◆ Exercise input:
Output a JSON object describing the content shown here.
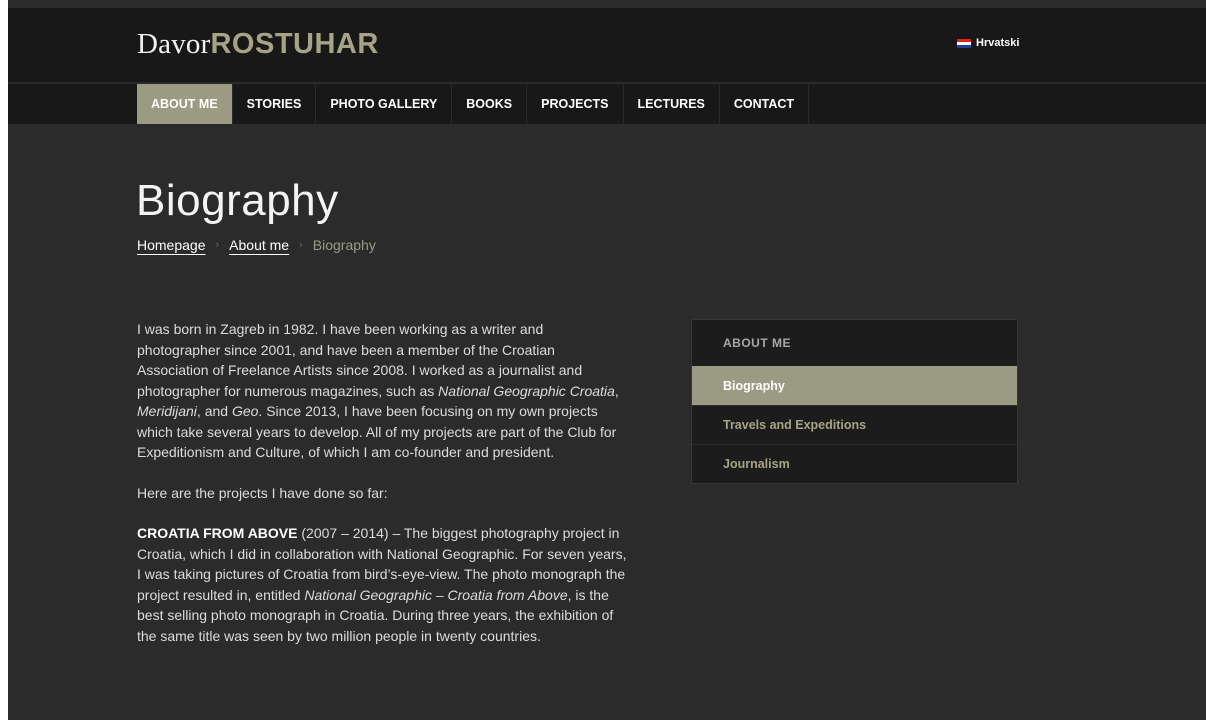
{
  "header": {
    "logo_first": "Davor",
    "logo_last": "ROSTUHAR",
    "language_label": "Hrvatski",
    "flag_colors": [
      "#e2231a",
      "#ffffff",
      "#1f3f95"
    ]
  },
  "nav": {
    "items": [
      {
        "label": "ABOUT ME",
        "active": true
      },
      {
        "label": "STORIES"
      },
      {
        "label": "PHOTO GALLERY"
      },
      {
        "label": "BOOKS"
      },
      {
        "label": "PROJECTS"
      },
      {
        "label": "LECTURES"
      },
      {
        "label": "CONTACT"
      }
    ]
  },
  "page": {
    "title": "Biography",
    "breadcrumb": [
      "Homepage",
      "About me",
      "Biography"
    ]
  },
  "content": {
    "p1": {
      "a": "I was born in Zagreb in 1982. I have been working as a writer and photographer since 2001, and have been a member of the Croatian Association of Freelance Artists since 2008. I worked as a journalist and photographer for numerous magazines, such as ",
      "em1": "National Geographic Croatia",
      "b": ", ",
      "em2": "Meridijani",
      "c": ", and ",
      "em3": "Geo",
      "d": ". Since 2013, I have been focusing on my own projects which take several years to develop. All of my projects are part of the Club for Expeditionism and Culture, of which I am co-founder and president."
    },
    "p2": "Here are the projects I have done so far:",
    "p3": {
      "strong": "CROATIA FROM ABOVE",
      "a": " (2007 – 2014) – The biggest photography project in Croatia, which I did in collaboration with National Geographic. For seven years, I was taking pictures of Croatia from bird’s-eye-view. The photo monograph the project resulted in, entitled ",
      "em": "National Geographic – Croatia from Above",
      "b": ", is the best selling photo monograph in Croatia. During three years, the exhibition of the same title was seen by two million people in twenty countries."
    }
  },
  "sidebar": {
    "title": "ABOUT ME",
    "items": [
      {
        "label": "Biography",
        "active": true
      },
      {
        "label": "Travels and Expeditions"
      },
      {
        "label": "Journalism"
      }
    ]
  },
  "colors": {
    "accent": "#9b9a82",
    "background": "#2b2b2b",
    "header_bg": "#181818"
  }
}
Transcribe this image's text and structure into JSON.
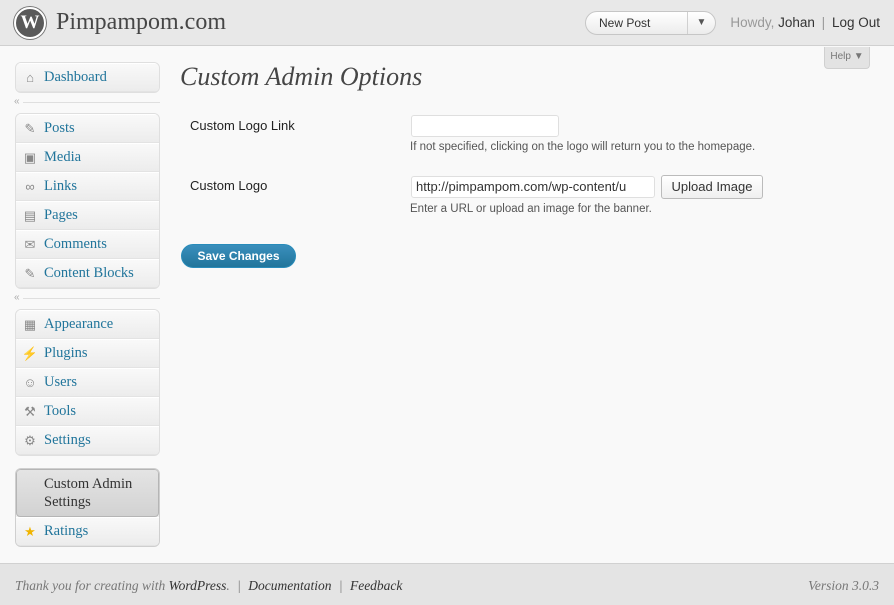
{
  "header": {
    "site_title": "Pimpampom.com",
    "logo_glyph": "W",
    "favorite": {
      "label": "New Post",
      "toggle_glyph": "▼"
    },
    "user": {
      "howdy": "Howdy,",
      "name": "Johan",
      "separator": "|",
      "logout": "Log Out"
    }
  },
  "help_tab": "Help ▼",
  "sidebar": {
    "dashboard": {
      "label": "Dashboard",
      "icon": "dashboard-icon",
      "glyph": "⌂"
    },
    "separator_glyph": "«",
    "content_items": [
      {
        "label": "Posts",
        "icon": "pin-icon",
        "glyph": "✎"
      },
      {
        "label": "Media",
        "icon": "media-icon",
        "glyph": "▣"
      },
      {
        "label": "Links",
        "icon": "link-icon",
        "glyph": "∞"
      },
      {
        "label": "Pages",
        "icon": "page-icon",
        "glyph": "▤"
      },
      {
        "label": "Comments",
        "icon": "comment-icon",
        "glyph": "✉"
      },
      {
        "label": "Content Blocks",
        "icon": "pin-icon",
        "glyph": "✎"
      }
    ],
    "admin_items": [
      {
        "label": "Appearance",
        "icon": "appearance-icon",
        "glyph": "▦"
      },
      {
        "label": "Plugins",
        "icon": "plug-icon",
        "glyph": "⚡"
      },
      {
        "label": "Users",
        "icon": "users-icon",
        "glyph": "☺"
      },
      {
        "label": "Tools",
        "icon": "tools-icon",
        "glyph": "⚒"
      },
      {
        "label": "Settings",
        "icon": "settings-icon",
        "glyph": "⚙"
      }
    ],
    "current_item": {
      "label": "Custom Admin Settings"
    },
    "ratings": {
      "label": "Ratings",
      "icon": "star-icon",
      "glyph": "★",
      "color": "#f0b400"
    }
  },
  "main": {
    "title": "Custom Admin Options",
    "logo_link": {
      "label": "Custom Logo Link",
      "value": "",
      "description": "If not specified, clicking on the logo will return you to the homepage."
    },
    "logo": {
      "label": "Custom Logo",
      "value": "http://pimpampom.com/wp-content/u",
      "upload_label": "Upload Image",
      "description": "Enter a URL or upload an image for the banner."
    },
    "save_label": "Save Changes"
  },
  "footer": {
    "thanks_prefix": "Thank you for creating with",
    "wordpress": "WordPress",
    "thanks_suffix": ".",
    "separator": "|",
    "documentation": "Documentation",
    "feedback": "Feedback",
    "version": "Version 3.0.3"
  },
  "colors": {
    "link": "#21759b",
    "primary_button": "#21759b",
    "header_bg": "#e8e8e8"
  }
}
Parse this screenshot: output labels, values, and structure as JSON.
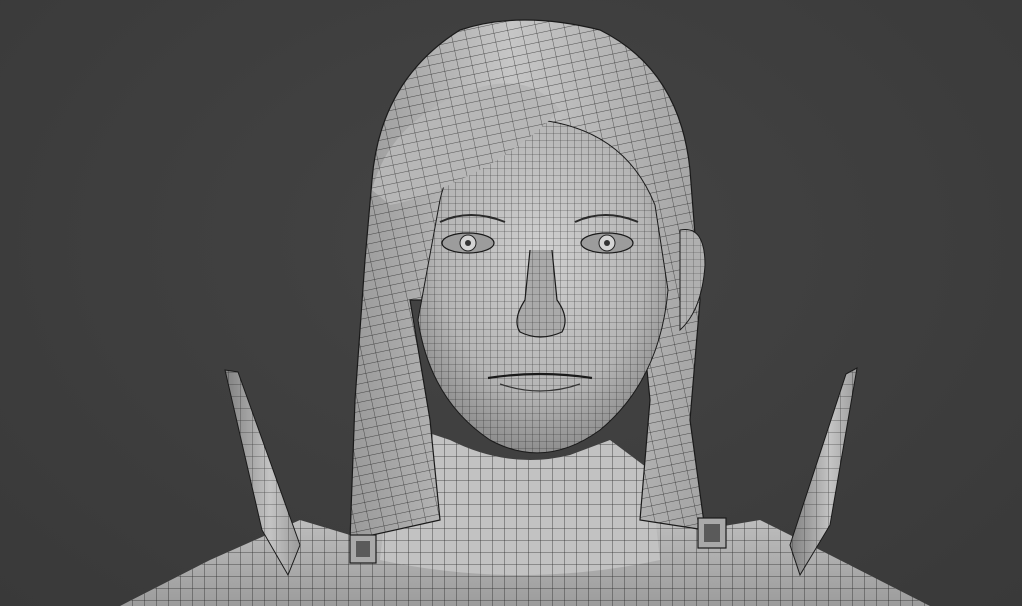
{
  "viewport": {
    "background_color": "#3d3d3d",
    "mesh_fill_color": "#b9b9b9",
    "mesh_shadow_color": "#8a8a8a",
    "wire_color": "#1a1a1a",
    "subject": "wireframe-character-bust"
  }
}
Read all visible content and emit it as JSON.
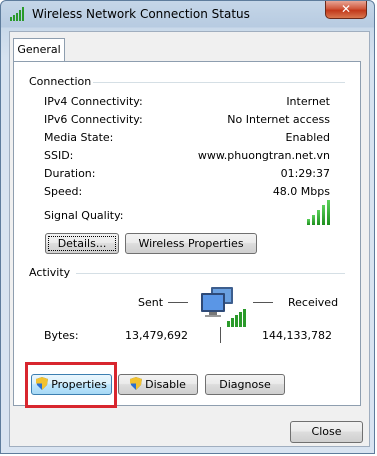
{
  "window": {
    "title": "Wireless Network Connection Status",
    "close_glyph": "✕"
  },
  "tabs": [
    {
      "label": "General"
    }
  ],
  "connection": {
    "heading": "Connection",
    "rows": [
      {
        "label": "IPv4 Connectivity:",
        "value": "Internet"
      },
      {
        "label": "IPv6 Connectivity:",
        "value": "No Internet access"
      },
      {
        "label": "Media State:",
        "value": "Enabled"
      },
      {
        "label": "SSID:",
        "value": "www.phuongtran.net.vn"
      },
      {
        "label": "Duration:",
        "value": "01:29:37"
      },
      {
        "label": "Speed:",
        "value": "48.0 Mbps"
      }
    ],
    "signal_label": "Signal Quality:",
    "signal_bars": 5,
    "details_button": "Details...",
    "wireless_properties_button": "Wireless Properties"
  },
  "activity": {
    "heading": "Activity",
    "sent_label": "Sent",
    "received_label": "Received",
    "bytes_label": "Bytes:",
    "bytes_sent": "13,479,692",
    "bytes_received": "144,133,782"
  },
  "actions": {
    "properties": "Properties",
    "disable": "Disable",
    "diagnose": "Diagnose"
  },
  "footer": {
    "close": "Close"
  },
  "colors": {
    "signal_green": "#1e8f1e",
    "highlight_red": "#d8262e",
    "window_frame": "#5e7c9c"
  }
}
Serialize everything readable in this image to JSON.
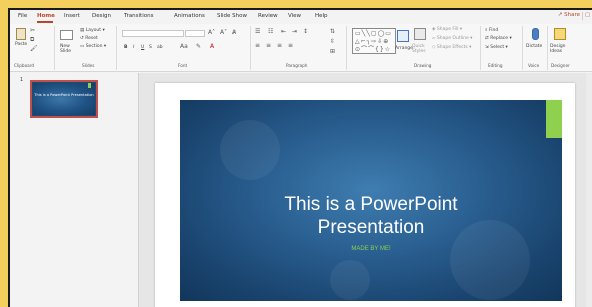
{
  "menu": {
    "tabs": [
      "File",
      "Home",
      "Insert",
      "Design",
      "Transitions",
      "Animations",
      "Slide Show",
      "Review",
      "View",
      "Help"
    ],
    "share": "Share"
  },
  "ribbon": {
    "clipboard": {
      "paste": "Paste",
      "label": "Clipboard"
    },
    "slides": {
      "new_slide": "New Slide",
      "layout": "Layout",
      "reset": "Reset",
      "section": "Section",
      "label": "Slides"
    },
    "font": {
      "label": "Font",
      "bold": "B",
      "italic": "I",
      "underline": "U",
      "strike": "S",
      "spacing": "ab"
    },
    "paragraph": {
      "label": "Paragraph"
    },
    "drawing": {
      "arrange": "Arrange",
      "quick_styles": "Quick Styles",
      "shape_fill": "Shape Fill",
      "shape_outline": "Shape Outline",
      "shape_effects": "Shape Effects",
      "label": "Drawing"
    },
    "editing": {
      "find": "Find",
      "replace": "Replace",
      "select": "Select",
      "label": "Editing"
    },
    "voice": {
      "dictate": "Dictate",
      "label": "Voice"
    },
    "designer": {
      "design_ideas": "Design Ideas",
      "label": "Designer"
    }
  },
  "thumbnails": [
    {
      "number": "1",
      "title": "This is a PowerPoint Presentation"
    }
  ],
  "slide": {
    "title_line1": "This is a PowerPoint",
    "title_line2": "Presentation",
    "subtitle": "MADE BY ME!",
    "accent_color": "#8fd14f",
    "bg_color": "#1f5284"
  }
}
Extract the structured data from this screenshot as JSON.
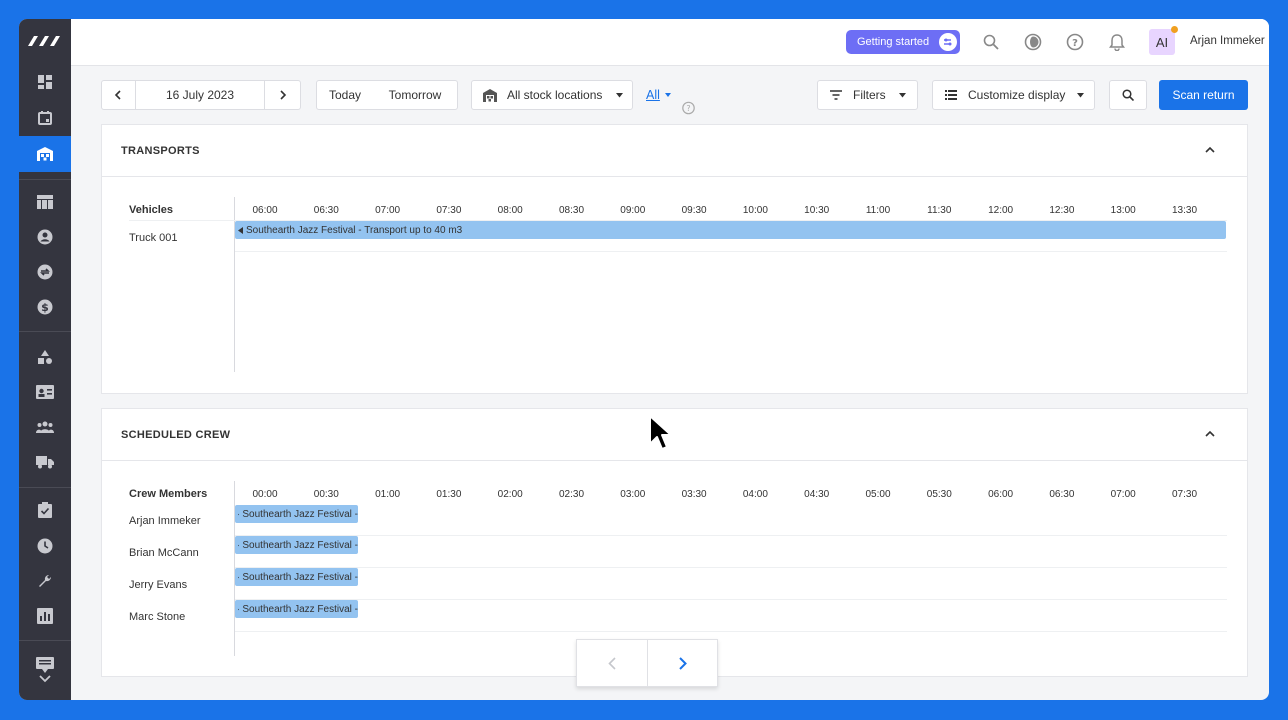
{
  "topbar": {
    "getting_started": "Getting started",
    "avatar_initials": "AI",
    "user_name": "Arjan Immeker"
  },
  "toolbar": {
    "date": "16 July 2023",
    "today": "Today",
    "tomorrow": "Tomorrow",
    "stock_locations": "All stock locations",
    "all_filter": "All",
    "filters": "Filters",
    "customize_display": "Customize display",
    "scan_return": "Scan return"
  },
  "transports": {
    "title": "TRANSPORTS",
    "row_header": "Vehicles",
    "times": [
      "06:00",
      "06:30",
      "07:00",
      "07:30",
      "08:00",
      "08:30",
      "09:00",
      "09:30",
      "10:00",
      "10:30",
      "11:00",
      "11:30",
      "12:00",
      "12:30",
      "13:00",
      "13:30"
    ],
    "rows": [
      {
        "name": "Truck 001",
        "bar": "Southearth Jazz Festival - Transport up to 40 m3"
      }
    ]
  },
  "crew": {
    "title": "SCHEDULED CREW",
    "row_header": "Crew Members",
    "times": [
      "00:00",
      "00:30",
      "01:00",
      "01:30",
      "02:00",
      "02:30",
      "03:00",
      "03:30",
      "04:00",
      "04:30",
      "05:00",
      "05:30",
      "06:00",
      "06:30",
      "07:00",
      "07:30"
    ],
    "rows": [
      {
        "name": "Arjan Immeker",
        "bar": "Southearth Jazz Festival -"
      },
      {
        "name": "Brian McCann",
        "bar": "Southearth Jazz Festival -"
      },
      {
        "name": "Jerry Evans",
        "bar": "Southearth Jazz Festival -"
      },
      {
        "name": "Marc Stone",
        "bar": "Southearth Jazz Festival -"
      }
    ]
  },
  "colors": {
    "accent": "#1a73e8",
    "sidebar": "#34353f",
    "bar": "#93c3f0",
    "getting_started": "#6d6ef5"
  }
}
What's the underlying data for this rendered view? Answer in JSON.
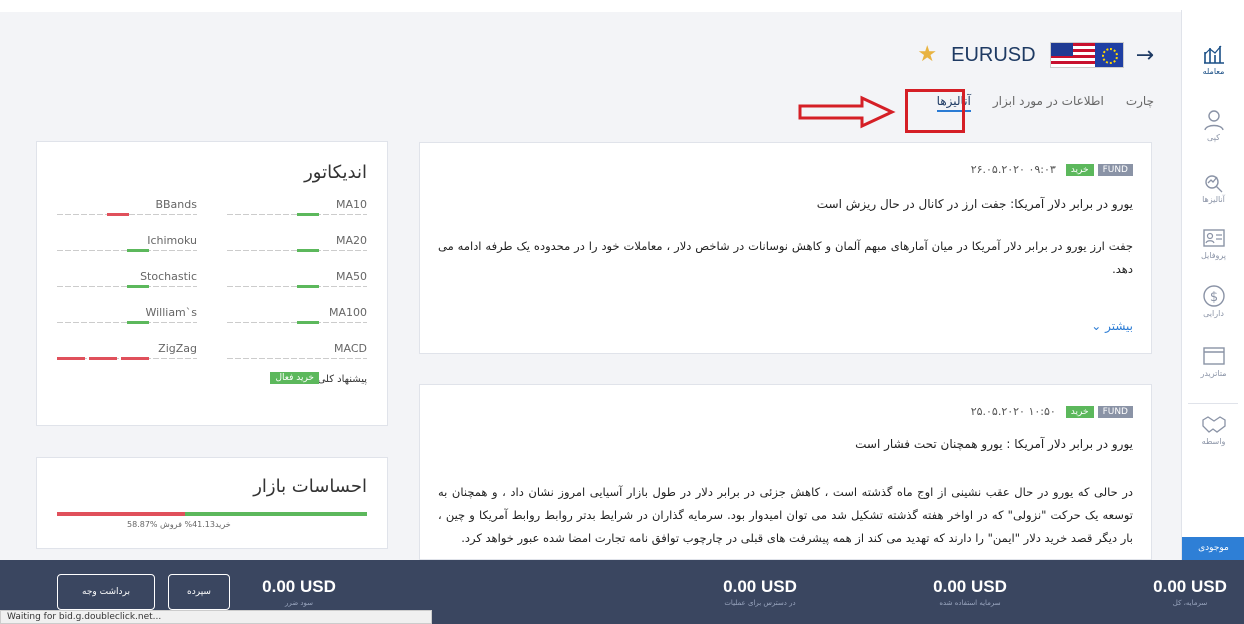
{
  "header": {
    "symbol": "EURUSD"
  },
  "tabs": [
    {
      "label": "چارت"
    },
    {
      "label": "اطلاعات در مورد ابزار"
    },
    {
      "label": "آنالیزها"
    }
  ],
  "sidebar": {
    "items": [
      {
        "label": "معامله",
        "icon": "trade-chart-icon"
      },
      {
        "label": "کپی",
        "icon": "copy-user-icon"
      },
      {
        "label": "آنالیزها",
        "icon": "analysis-icon"
      },
      {
        "label": "پروفایل",
        "icon": "profile-card-icon"
      },
      {
        "label": "دارایی",
        "icon": "dollar-icon"
      },
      {
        "label": "متاتریدر",
        "icon": "window-icon"
      },
      {
        "label": "واسطه",
        "icon": "handshake-icon"
      }
    ],
    "online_label": "موجودی"
  },
  "news": [
    {
      "tag": "FUND",
      "signal": "خرید",
      "time": "۰۹:۰۳ ۲۶.۰۵.۲۰۲۰",
      "title": "یورو در برابر دلار آمریکا: جفت ارز در کانال در حال ریزش است",
      "body": "جفت ارز یورو در برابر دلار آمریکا در میان آمارهای مبهم آلمان و کاهش نوسانات در شاخص دلار ، معاملات خود را در محدوده یک طرفه ادامه می دهد.",
      "more": "بیشتر"
    },
    {
      "tag": "FUND",
      "signal": "خرید",
      "time": "۱۰:۵۰ ۲۵.۰۵.۲۰۲۰",
      "title": "یورو در برابر دلار آمریکا : یورو همچنان تحت فشار است",
      "body": "در حالی که یورو در حال عقب نشینی از اوج ماه گذشته است ، کاهش جزئی در برابر دلار در طول بازار آسیایی امروز نشان داد ، و همچنان به توسعه یک حرکت \"نزولی\" که در اواخر هفته گذشته تشکیل شد می توان امیدوار بود. سرمایه گذاران در شرایط بدتر روابط روابط آمریکا و چین ، بار دیگر قصد خرید دلار \"ایمن\" را دارند که تهدید می کند از همه پیشرفت های قبلی در چارچوب توافق نامه تجارت امضا شده عبور خواهد کرد."
    }
  ],
  "indicators": {
    "title": "اندیکاتور",
    "suggest_label": "پیشنهاد کلی",
    "suggest_value": "خرید فعال",
    "items": [
      {
        "name": "MA10",
        "signal": "buy"
      },
      {
        "name": "BBands",
        "signal": "sell"
      },
      {
        "name": "MA20",
        "signal": "buy"
      },
      {
        "name": "Ichimoku",
        "signal": "buy"
      },
      {
        "name": "MA50",
        "signal": "buy"
      },
      {
        "name": "Stochastic",
        "signal": "buy"
      },
      {
        "name": "MA100",
        "signal": "buy"
      },
      {
        "name": "William`s",
        "signal": "buy"
      },
      {
        "name": "MACD",
        "signal": "neutral"
      },
      {
        "name": "ZigZag",
        "signal": "sell"
      }
    ]
  },
  "sentiment": {
    "title": "احساسات بازار",
    "buy_pct": 58.87,
    "sell_pct": 41.13,
    "text": "58.87% خرید41.13% فروش"
  },
  "balances": [
    {
      "value": "0.00 USD",
      "label": "سرمایه، کل"
    },
    {
      "value": "0.00 USD",
      "label": "سرمایه استفاده شده"
    },
    {
      "value": "0.00 USD",
      "label": "در دسترس برای عملیات"
    },
    {
      "value": "0.00 USD",
      "label": "سود ضرر"
    }
  ],
  "buttons": {
    "deposit": "سپرده",
    "withdraw": "برداشت وجه"
  },
  "status": "Waiting for bid.g.doubleclick.net..."
}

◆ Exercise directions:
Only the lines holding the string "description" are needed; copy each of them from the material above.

◆ Output:
      "description": "If not specified, clicking on the logo will return you to the homepage."
      "description": "Enter a URL or upload an image for the banner."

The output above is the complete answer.